Line
2: From (8.9393939394,7.2121212121) to (12.4809885932,11.1787072243)
Line
7: From (12.4809885932,11.1787072243) to PLUS_INFINITY
+++ Lines after sorting
Line
6: y =
2.3076923077 x +
15.0000000000
Line
4: y =
1.0000000000 x +
12.0000000000
Line
5: y =
0.4000000000 x +
7.0000000000
Line
1: y =
0.2000000000 x +
9.0000000000
Line
3: y =
0.0000000000
x +
1.5000000000
Line
0: y =
0.4000000000
x +
3.0000000000
Line
8: y =
0.7000000000
x –
3.5000000000
Line
2: y =
1.1200000000
x –
2.8000000000
Line
7: y =
3.7500000000
x –
35.6250000000
+++ Method 2
Line
6: From MINUS_INFINITY to (2.2941176471,9.7058823529)
Line
4: From (2.2941176471,9.7058823529) to (3.7500000000,8.2500000000)
Line
1: From (3.7500000000,8.2500000000) to (8.9393939394,7.2121212121)
Line
2: From (8.9393939394,7.2121212121) to (12.4809885932,11.1787072243)

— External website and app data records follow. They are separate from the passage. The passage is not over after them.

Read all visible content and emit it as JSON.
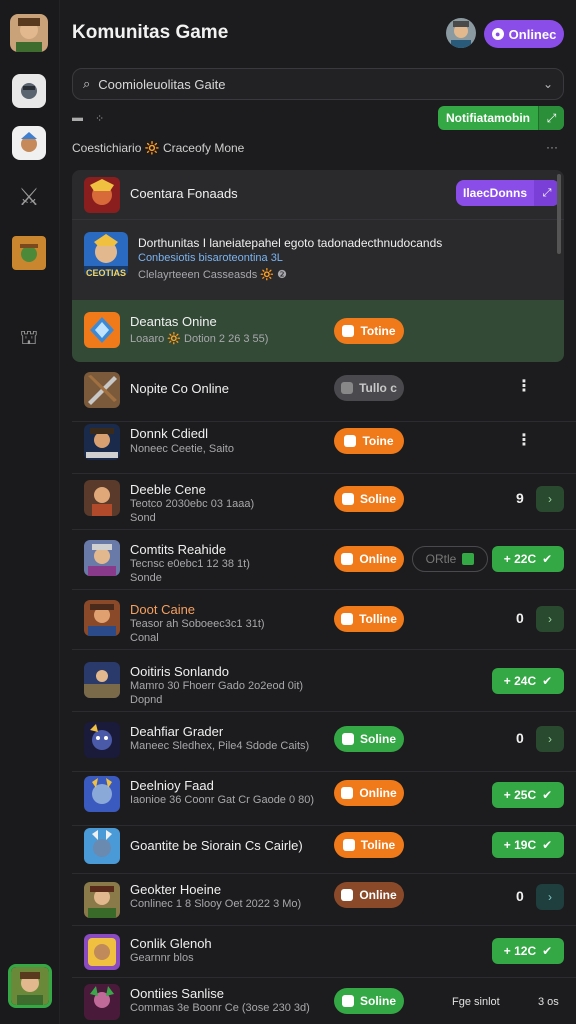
{
  "header": {
    "title": "Komunitas Game",
    "online_label": "Onlinec"
  },
  "search": {
    "value": "Coomioleuolitas Gaite"
  },
  "notif_button": {
    "label": "Notifiatamobin",
    "icon": "expand-icon"
  },
  "section": {
    "label": "Coestichiario 🔆 Craceofy Mone",
    "more": "···"
  },
  "panel": {
    "row1": {
      "title": "Coentara Fonaads",
      "button": "IlaecDonns"
    },
    "row2": {
      "title": "Dorthunitas  I laneiatepahel egoto tadonadecthnudocands",
      "line2": "Conbesiotis  bisaroteontina 3L",
      "line3": "Clelayrteeen Casseasds 🔆 ❷",
      "badge": "CEOTIAS"
    },
    "row3": {
      "title": "Deantas Onine",
      "sub": "Loaaro 🔆 Dotion 2 26 3 55)",
      "pill": "Totine"
    }
  },
  "rows": [
    {
      "title": "Nopite Co Online",
      "sub": "",
      "sub2": "",
      "pill": "Tullo c",
      "pill_style": "grey",
      "right": "dots"
    },
    {
      "title": "Donnk Cdiedl",
      "sub": "Noneec Ceetie, Saito",
      "sub2": "",
      "pill": "Toine",
      "pill_style": "orange",
      "right": "dots"
    },
    {
      "title": "Deeble Cene",
      "sub": "Teotco 2030ebc 03 1aaa)",
      "sub2": "Sond",
      "pill": "Soline",
      "pill_style": "orange",
      "right": "count",
      "count": "9"
    },
    {
      "title": "Comtits Reahide",
      "sub": "Tecnsc e0ebc1 12 38 1t)",
      "sub2": "Sonde",
      "pill": "Online",
      "pill_style": "orange",
      "outline_pill": "ORtle",
      "gain": "+ 22C"
    },
    {
      "title": "Doot Caine",
      "sub": "Teasor ah Soboeec3c1 31t)",
      "sub2": "Conal",
      "pill": "Tolline",
      "pill_style": "orange",
      "right": "count",
      "count": "0"
    },
    {
      "title": "Ooitiris Sonlando",
      "sub": "Mamro 30 Fhoerr Gado 2o2eod 0it)",
      "sub2": "Dopnd",
      "pill": "",
      "pill_style": "",
      "gain": "+ 24C"
    },
    {
      "title": "Deahfiar Grader",
      "sub": "Maneec Sledhex, Pile4 Sdode Caits)",
      "sub2": "",
      "pill": "Soline",
      "pill_style": "green",
      "right": "count",
      "count": "0"
    },
    {
      "title": "Deelnioy Faad",
      "sub": "Iaonioe 36 Coonr Gat Cr Gaode 0 80)",
      "sub2": "",
      "pill": "Online",
      "pill_style": "orange",
      "gain": "+ 25C"
    },
    {
      "title": "Goantite be Siorain Cs Cairle)",
      "sub": "",
      "sub2": "",
      "pill": "Toline",
      "pill_style": "orange",
      "gain": "+ 19C"
    },
    {
      "title": "Geokter Hoeine",
      "sub": "Conlinec 1 8 Slooy Oet 2022 3 Mo)",
      "sub2": "",
      "pill": "Online",
      "pill_style": "brown",
      "right": "count",
      "count": "0",
      "teal": true
    },
    {
      "title": "Conlik Glenoh",
      "sub": "Gearnnr blos",
      "sub2": "",
      "pill": "",
      "pill_style": "",
      "gain": "+ 12C"
    },
    {
      "title": "Oontiies Sanlise",
      "sub": "Commas 3e Boonr Ce (3ose 230 3d)",
      "sub2": "",
      "pill": "Soline",
      "pill_style": "green",
      "footer": "Fge sinlot",
      "footer2": "3 os"
    }
  ]
}
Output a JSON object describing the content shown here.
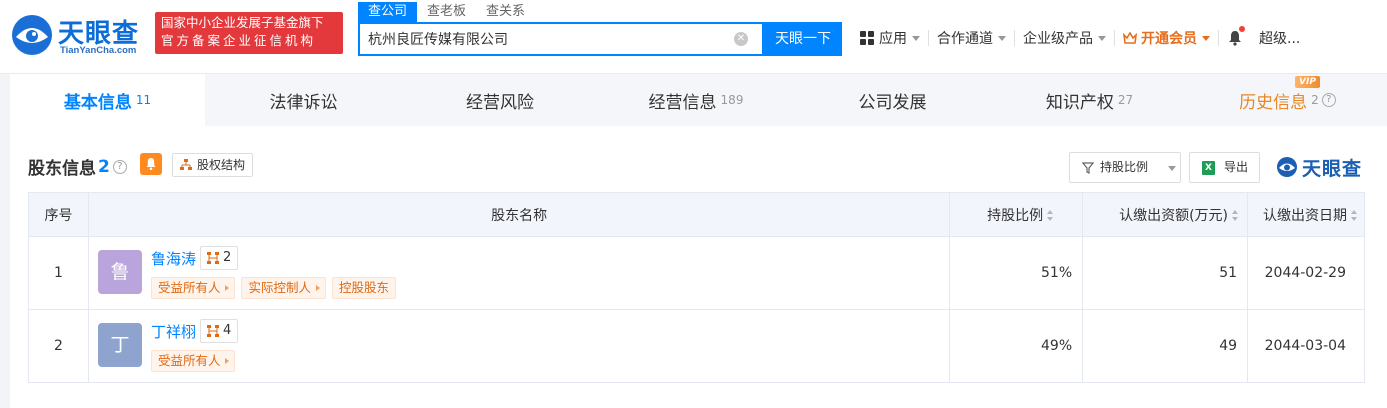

Line
7: From (12.4809885932,11.1787072243) to PLUS_INFINITY
Submit a single C/C++ source file. Do not use global/static variables.
— Page 3 of 4 —
Here is a divideandconquer algorithm that does not use merge sort. Use a lineartime algorithm to find the line with the median slope value. Partition the set of lines with respect to this medianslope line into two (almost) equalsized halves. Recursively construct the regions of visibility of the two halves. Propose an O(n)time algorithm to merge the two recursively constructed regions into one. The following figure illustrates that the merging procedure first needs to locate the intersecting segments in the two recursively computed boundaries.
Second boundary
First boundary Second boundary First boundary
(a) (b)
Two illustrations of merging
The running time of this algorithm satisfies T (n) = 2T (n/2) + O(n). By the master theorem, we have

(n) = O(n log n).
— Page 4 of 4 —